**Instructions to follow**
The reply must contain all of the records, unchanged.

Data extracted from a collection
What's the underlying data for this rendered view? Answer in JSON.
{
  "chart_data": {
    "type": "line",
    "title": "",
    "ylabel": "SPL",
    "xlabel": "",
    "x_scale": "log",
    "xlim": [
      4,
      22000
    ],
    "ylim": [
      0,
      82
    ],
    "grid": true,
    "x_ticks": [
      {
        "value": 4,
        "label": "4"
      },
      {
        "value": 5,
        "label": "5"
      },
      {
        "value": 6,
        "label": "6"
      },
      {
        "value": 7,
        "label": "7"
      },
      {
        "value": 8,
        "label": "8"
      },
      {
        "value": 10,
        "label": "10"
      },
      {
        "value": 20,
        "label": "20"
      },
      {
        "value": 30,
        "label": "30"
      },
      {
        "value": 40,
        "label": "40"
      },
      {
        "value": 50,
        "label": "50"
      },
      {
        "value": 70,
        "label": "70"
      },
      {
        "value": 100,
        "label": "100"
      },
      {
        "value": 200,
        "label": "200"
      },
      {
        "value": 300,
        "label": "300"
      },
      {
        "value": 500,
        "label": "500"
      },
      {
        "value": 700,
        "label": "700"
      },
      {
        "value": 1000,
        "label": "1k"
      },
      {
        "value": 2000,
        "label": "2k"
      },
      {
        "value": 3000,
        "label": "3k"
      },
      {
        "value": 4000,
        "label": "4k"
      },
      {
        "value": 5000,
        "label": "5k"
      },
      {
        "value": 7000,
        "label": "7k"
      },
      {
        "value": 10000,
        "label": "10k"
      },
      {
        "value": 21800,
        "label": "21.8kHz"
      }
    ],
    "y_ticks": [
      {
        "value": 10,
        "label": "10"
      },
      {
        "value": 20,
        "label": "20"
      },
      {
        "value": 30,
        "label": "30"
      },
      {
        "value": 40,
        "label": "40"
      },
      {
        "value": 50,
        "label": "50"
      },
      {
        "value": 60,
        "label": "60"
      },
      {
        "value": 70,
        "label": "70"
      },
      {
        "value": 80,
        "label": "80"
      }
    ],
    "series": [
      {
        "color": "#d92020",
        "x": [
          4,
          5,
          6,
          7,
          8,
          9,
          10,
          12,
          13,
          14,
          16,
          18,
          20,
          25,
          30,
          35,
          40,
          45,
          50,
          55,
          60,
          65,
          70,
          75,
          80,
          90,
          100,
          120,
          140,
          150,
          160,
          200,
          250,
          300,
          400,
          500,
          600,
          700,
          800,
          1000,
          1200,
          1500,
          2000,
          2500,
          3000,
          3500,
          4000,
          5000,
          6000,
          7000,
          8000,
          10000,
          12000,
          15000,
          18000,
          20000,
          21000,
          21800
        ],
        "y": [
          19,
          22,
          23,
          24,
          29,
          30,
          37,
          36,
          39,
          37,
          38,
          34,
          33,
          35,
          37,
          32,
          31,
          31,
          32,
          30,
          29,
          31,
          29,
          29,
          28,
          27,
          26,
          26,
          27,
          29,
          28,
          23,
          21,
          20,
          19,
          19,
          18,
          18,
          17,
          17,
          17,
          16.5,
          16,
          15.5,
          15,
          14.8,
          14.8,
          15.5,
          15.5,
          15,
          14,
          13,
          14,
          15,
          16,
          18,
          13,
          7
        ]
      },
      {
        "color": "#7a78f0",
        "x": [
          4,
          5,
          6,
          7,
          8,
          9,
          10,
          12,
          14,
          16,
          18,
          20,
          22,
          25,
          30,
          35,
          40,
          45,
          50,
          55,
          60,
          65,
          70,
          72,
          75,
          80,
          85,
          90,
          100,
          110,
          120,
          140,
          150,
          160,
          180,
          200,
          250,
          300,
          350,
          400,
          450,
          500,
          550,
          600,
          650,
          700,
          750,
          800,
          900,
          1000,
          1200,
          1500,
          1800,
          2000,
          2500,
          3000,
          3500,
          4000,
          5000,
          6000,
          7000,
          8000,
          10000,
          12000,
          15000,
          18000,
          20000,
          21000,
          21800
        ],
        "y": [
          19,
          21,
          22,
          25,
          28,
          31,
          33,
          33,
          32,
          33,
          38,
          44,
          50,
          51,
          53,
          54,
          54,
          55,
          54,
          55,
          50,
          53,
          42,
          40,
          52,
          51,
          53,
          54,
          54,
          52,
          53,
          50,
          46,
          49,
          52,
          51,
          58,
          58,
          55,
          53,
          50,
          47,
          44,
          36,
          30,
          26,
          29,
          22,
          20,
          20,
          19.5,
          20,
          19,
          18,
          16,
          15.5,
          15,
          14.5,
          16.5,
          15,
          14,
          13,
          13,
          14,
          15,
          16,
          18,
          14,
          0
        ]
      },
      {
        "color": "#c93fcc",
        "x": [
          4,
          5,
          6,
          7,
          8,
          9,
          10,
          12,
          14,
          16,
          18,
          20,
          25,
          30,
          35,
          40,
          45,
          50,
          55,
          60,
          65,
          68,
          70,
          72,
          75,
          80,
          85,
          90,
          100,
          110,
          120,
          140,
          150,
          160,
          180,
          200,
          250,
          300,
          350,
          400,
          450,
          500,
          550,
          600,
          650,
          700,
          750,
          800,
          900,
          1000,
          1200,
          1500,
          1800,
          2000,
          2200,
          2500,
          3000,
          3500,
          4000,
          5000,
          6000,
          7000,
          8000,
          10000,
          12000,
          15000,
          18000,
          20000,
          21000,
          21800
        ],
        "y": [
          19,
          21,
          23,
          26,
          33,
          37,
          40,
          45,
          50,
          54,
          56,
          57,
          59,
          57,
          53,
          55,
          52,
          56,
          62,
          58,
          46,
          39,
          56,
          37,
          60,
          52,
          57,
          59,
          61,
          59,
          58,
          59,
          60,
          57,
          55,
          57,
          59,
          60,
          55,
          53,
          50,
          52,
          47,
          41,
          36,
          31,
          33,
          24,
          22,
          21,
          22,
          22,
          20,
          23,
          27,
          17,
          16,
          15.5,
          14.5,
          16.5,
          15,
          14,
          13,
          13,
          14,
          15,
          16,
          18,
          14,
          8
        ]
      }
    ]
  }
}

**Solution for this exercise**
What's the underlying data for this rendered view? Answer in JSON.
{
  "chart_data": {
    "type": "line",
    "title": "",
    "ylabel": "SPL",
    "xlabel": "",
    "x_scale": "log",
    "xlim": [
      4,
      22000
    ],
    "ylim": [
      0,
      82
    ],
    "grid": true,
    "x_ticks": [
      {
        "value": 4,
        "label": "4"
      },
      {
        "value": 5,
        "label": "5"
      },
      {
        "value": 6,
        "label": "6"
      },
      {
        "value": 7,
        "label": "7"
      },
      {
        "value": 8,
        "label": "8"
      },
      {
        "value": 10,
        "label": "10"
      },
      {
        "value": 20,
        "label": "20"
      },
      {
        "value": 30,
        "label": "30"
      },
      {
        "value": 40,
        "label": "40"
      },
      {
        "value": 50,
        "label": "50"
      },
      {
        "value": 70,
        "label": "70"
      },
      {
        "value": 100,
        "label": "100"
      },
      {
        "value": 200,
        "label": "200"
      },
      {
        "value": 300,
        "label": "300"
      },
      {
        "value": 500,
        "label": "500"
      },
      {
        "value": 700,
        "label": "700"
      },
      {
        "value": 1000,
        "label": "1k"
      },
      {
        "value": 2000,
        "label": "2k"
      },
      {
        "value": 3000,
        "label": "3k"
      },
      {
        "value": 4000,
        "label": "4k"
      },
      {
        "value": 5000,
        "label": "5k"
      },
      {
        "value": 7000,
        "label": "7k"
      },
      {
        "value": 10000,
        "label": "10k"
      },
      {
        "value": 21800,
        "label": "21.8kHz"
      }
    ],
    "y_ticks": [
      {
        "value": 10,
        "label": "10"
      },
      {
        "value": 20,
        "label": "20"
      },
      {
        "value": 30,
        "label": "30"
      },
      {
        "value": 40,
        "label": "40"
      },
      {
        "value": 50,
        "label": "50"
      },
      {
        "value": 60,
        "label": "60"
      },
      {
        "value": 70,
        "label": "70"
      },
      {
        "value": 80,
        "label": "80"
      }
    ],
    "series": [
      {
        "color": "#d92020",
        "x": [
          4,
          5,
          6,
          7,
          8,
          9,
          10,
          12,
          13,
          14,
          16,
          18,
          20,
          25,
          30,
          35,
          40,
          45,
          50,
          55,
          60,
          65,
          70,
          75,
          80,
          90,
          100,
          120,
          140,
          150,
          160,
          200,
          250,
          300,
          400,
          500,
          600,
          700,
          800,
          1000,
          1200,
          1500,
          2000,
          2500,
          3000,
          3500,
          4000,
          5000,
          6000,
          7000,
          8000,
          10000,
          12000,
          15000,
          18000,
          20000,
          21000,
          21800
        ],
        "y": [
          19,
          22,
          23,
          24,
          29,
          30,
          37,
          36,
          39,
          37,
          38,
          34,
          33,
          35,
          37,
          32,
          31,
          31,
          32,
          30,
          29,
          31,
          29,
          29,
          28,
          27,
          26,
          26,
          27,
          29,
          28,
          23,
          21,
          20,
          19,
          19,
          18,
          18,
          17,
          17,
          17,
          16.5,
          16,
          15.5,
          15,
          14.8,
          14.8,
          15.5,
          15.5,
          15,
          14,
          13,
          14,
          15,
          16,
          18,
          13,
          7
        ]
      },
      {
        "color": "#7a78f0",
        "x": [
          4,
          5,
          6,
          7,
          8,
          9,
          10,
          12,
          14,
          16,
          18,
          20,
          22,
          25,
          30,
          35,
          40,
          45,
          50,
          55,
          60,
          65,
          70,
          72,
          75,
          80,
          85,
          90,
          100,
          110,
          120,
          140,
          150,
          160,
          180,
          200,
          250,
          300,
          350,
          400,
          450,
          500,
          550,
          600,
          650,
          700,
          750,
          800,
          900,
          1000,
          1200,
          1500,
          1800,
          2000,
          2500,
          3000,
          3500,
          4000,
          5000,
          6000,
          7000,
          8000,
          10000,
          12000,
          15000,
          18000,
          20000,
          21000,
          21800
        ],
        "y": [
          19,
          21,
          22,
          25,
          28,
          31,
          33,
          33,
          32,
          33,
          38,
          44,
          50,
          51,
          53,
          54,
          54,
          55,
          54,
          55,
          50,
          53,
          42,
          40,
          52,
          51,
          53,
          54,
          54,
          52,
          53,
          50,
          46,
          49,
          52,
          51,
          58,
          58,
          55,
          53,
          50,
          47,
          44,
          36,
          30,
          26,
          29,
          22,
          20,
          20,
          19.5,
          20,
          19,
          18,
          16,
          15.5,
          15,
          14.5,
          16.5,
          15,
          14,
          13,
          13,
          14,
          15,
          16,
          18,
          14,
          0
        ]
      },
      {
        "color": "#c93fcc",
        "x": [
          4,
          5,
          6,
          7,
          8,
          9,
          10,
          12,
          14,
          16,
          18,
          20,
          25,
          30,
          35,
          40,
          45,
          50,
          55,
          60,
          65,
          68,
          70,
          72,
          75,
          80,
          85,
          90,
          100,
          110,
          120,
          140,
          150,
          160,
          180,
          200,
          250,
          300,
          350,
          400,
          450,
          500,
          550,
          600,
          650,
          700,
          750,
          800,
          900,
          1000,
          1200,
          1500,
          1800,
          2000,
          2200,
          2500,
          3000,
          3500,
          4000,
          5000,
          6000,
          7000,
          8000,
          10000,
          12000,
          15000,
          18000,
          20000,
          21000,
          21800
        ],
        "y": [
          19,
          21,
          23,
          26,
          33,
          37,
          40,
          45,
          50,
          54,
          56,
          57,
          59,
          57,
          53,
          55,
          52,
          56,
          62,
          58,
          46,
          39,
          56,
          37,
          60,
          52,
          57,
          59,
          61,
          59,
          58,
          59,
          60,
          57,
          55,
          57,
          59,
          60,
          55,
          53,
          50,
          52,
          47,
          41,
          36,
          31,
          33,
          24,
          22,
          21,
          22,
          22,
          20,
          23,
          27,
          17,
          16,
          15.5,
          14.5,
          16.5,
          15,
          14,
          13,
          13,
          14,
          15,
          16,
          18,
          14,
          8
        ]
      }
    ]
  }
}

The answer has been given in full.